On March 31, Obama announced plans to expand offshore drilling, part of a grand bargain to get the bill through the Senate, according to Antonia Juhasz, author of The Tyranny of Oil and director of Global Exchange's energy program.
Disaster in the Gulf and the Beltway
Three weeks later, the Deepwater Horizon exploded.
Environmental organizations quickly mobilized. Greenpeace and NRDC sent staff to the Gulf to conduct independent assessments and provide media commentary. The Sierra Club organized rallies at dozens of BP stations across the country, while more than 180,000 members emailed Obama, urging his leadership in reducing the nation's reliance on oil--their largest-ever response to a call to action.
Meanwhile, in Washington, D.C., the disaster made things "a little more complicated," says Ash.
In the midst of the nation's largest oil spill, environmentalists had a weak climate change bill that promoted oil drilling. At the same time, polls showed that the public didn't understand the bill's "cap-and-trade" system for reducing emissions--a system that was "too complex to explain," as Brent Blackwelder, former president of Friends of the Earth, put it.
"The public anger was there, the frustration was there" to achieve a sweeping change in energy policy, claims John Hocevar of Greenpeace, but what the environmental movement didn't do "was adequately give people constructive outlets for their anger and outrage."
In the wake of the disaster, energy was the top issue among Democracy for America members, political director Charles Chamberlain told The Hill, a Washington newsletter. "But we polled our members about whether we should be fighting for the bill and it wasn't even close. The answer was no."
Juhasz notes the bill's advocates had accepted expanded offshore drilling in exchange for oil industry support.
Consequently, Boeve says, "Environmental groups weren't ready to vilify the oil companies and the senators who love them."
"They made a deal with the devil, and the devil walked away from the table," Juhasz says. Lacking sufficient votes, Majority Leader Harry Reid (D-Nev.) announced on July 22 that the Senate wouldn't take up the bill. With Republicans in control of the House after the Nov. 2 election, prospects for passing climate legislation have only worsened.
"After five years, fewer Americans now believe that man-made climate change is real," says Denis Hayes, president of the Bullitt Foundation and organizer of the first Earth Day in 1970. "You have to have a post-mortem after that."
Some in the movement have concluded that it would be better not to have to rely on the fossil fuels industries to pass a climate change bill. The basic problem is a lack of political power.
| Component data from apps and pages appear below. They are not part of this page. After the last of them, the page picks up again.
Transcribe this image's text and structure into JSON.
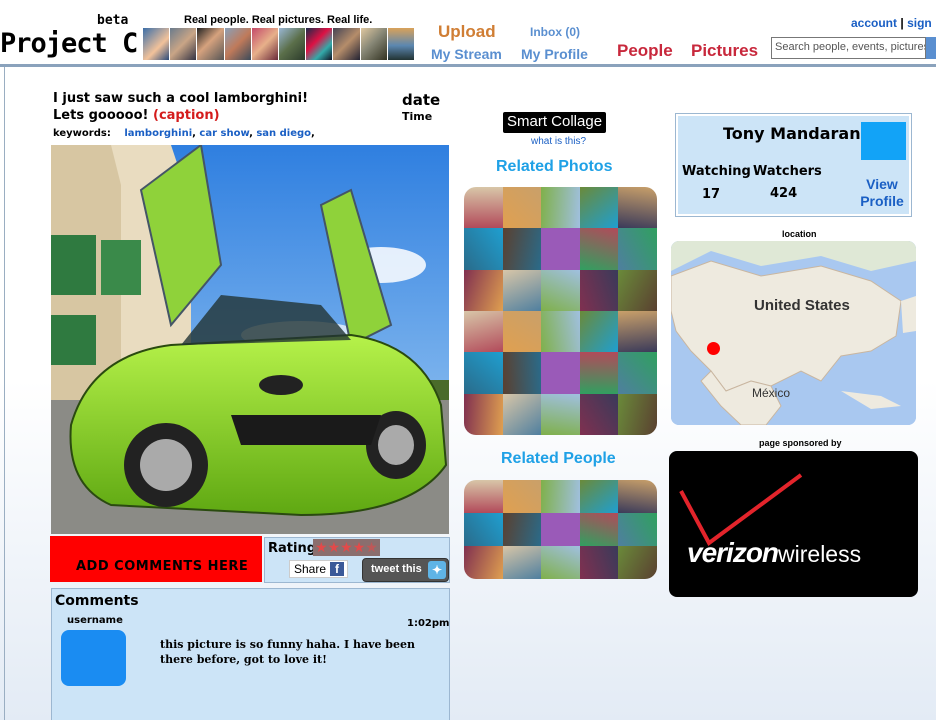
{
  "header": {
    "logo_beta": "beta",
    "logo": "Project C",
    "tagline": "Real people. Real pictures. Real life.",
    "nav": {
      "upload": "Upload",
      "my_stream": "My Stream",
      "inbox": "Inbox (0)",
      "my_profile": "My Profile",
      "people": "People",
      "pictures": "Pictures"
    },
    "account": "account",
    "separator": "|",
    "sign": "sign",
    "search_placeholder": "Search people, events, pictures"
  },
  "post": {
    "title_line1": "I just saw such a cool lamborghini!",
    "title_line2": "Lets gooooo!",
    "caption": "(caption)",
    "date_label": "date",
    "time_label": "Time",
    "keywords_label": "keywords:",
    "keywords": [
      "lamborghini",
      "car show",
      "san diego"
    ]
  },
  "actions": {
    "add_comments": "ADD COMMENTS HERE",
    "rating_label": "Rating",
    "rating": 4.5,
    "rating_max": 5,
    "share_label": "Share",
    "tweet_label": "tweet this"
  },
  "comments": {
    "title": "Comments",
    "items": [
      {
        "username": "username",
        "time": "1:02pm",
        "text": "this picture is so funny haha. I have been there before, got to love it!"
      }
    ]
  },
  "collage": {
    "smart_label": "Smart Collage",
    "what_is_this": "what is this?",
    "related_photos": "Related Photos",
    "related_people": "Related People"
  },
  "profile": {
    "name": "Tony Mandarano",
    "watching_label": "Watching",
    "watching_count": "17",
    "watchers_label": "Watchers",
    "watchers_count": "424",
    "view_profile": "View Profile"
  },
  "location": {
    "label": "location",
    "map_country": "United States",
    "map_mexico": "México"
  },
  "sponsor": {
    "label": "page sponsored by",
    "brand_main": "verizon",
    "brand_sub": "wireless"
  },
  "colors": {
    "link_blue": "#1a5fc4",
    "nav_orange": "#d07e34",
    "nav_red": "#c8283c",
    "panel_blue": "#cce4f7",
    "section_blue": "#1fa1e6",
    "comment_red": "#ff0000",
    "car_green": "#7ed321"
  },
  "icons": {
    "facebook": "facebook-icon",
    "twitter": "twitter-icon",
    "map_pin": "map-pin-icon"
  }
}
Blackwelder puts it this way, "We are not posing a threat to oust members of Congress."
The solution, he believes, is building a movement that can play hardball.
The Sierra Club has been radicalized, some say, under new Executive Director Michael Brune, who took the helm in March with a greater focus on corporate power. The Sierra Club, with 64 local chapters, is the most grassroots-based of the national organizations and responded to the BP disaster by calling on Obama to create a plan to move the nation off oil within 20 years.
McKibben's 350.org is also mobilizing the grassroots. On October 10, the organization sponsored a "Global Work Party," with 7,347 events in 188 countries--from film-screenings to letter-writing--calling for political action on climate change.
It is work that may benefit from a shift from focusing funds inside the Beltway toward a broadening of the base beyond green activists. "This is not an environmental issue," says Kelsey Wirth, board member of the Winslow Foundation. "It's a societal challenge. This is about the future of the world." Ash agrees: "There's a general consensus that the climate change issue cannot be dominated by environmentalists."
This article was first posted at In These Times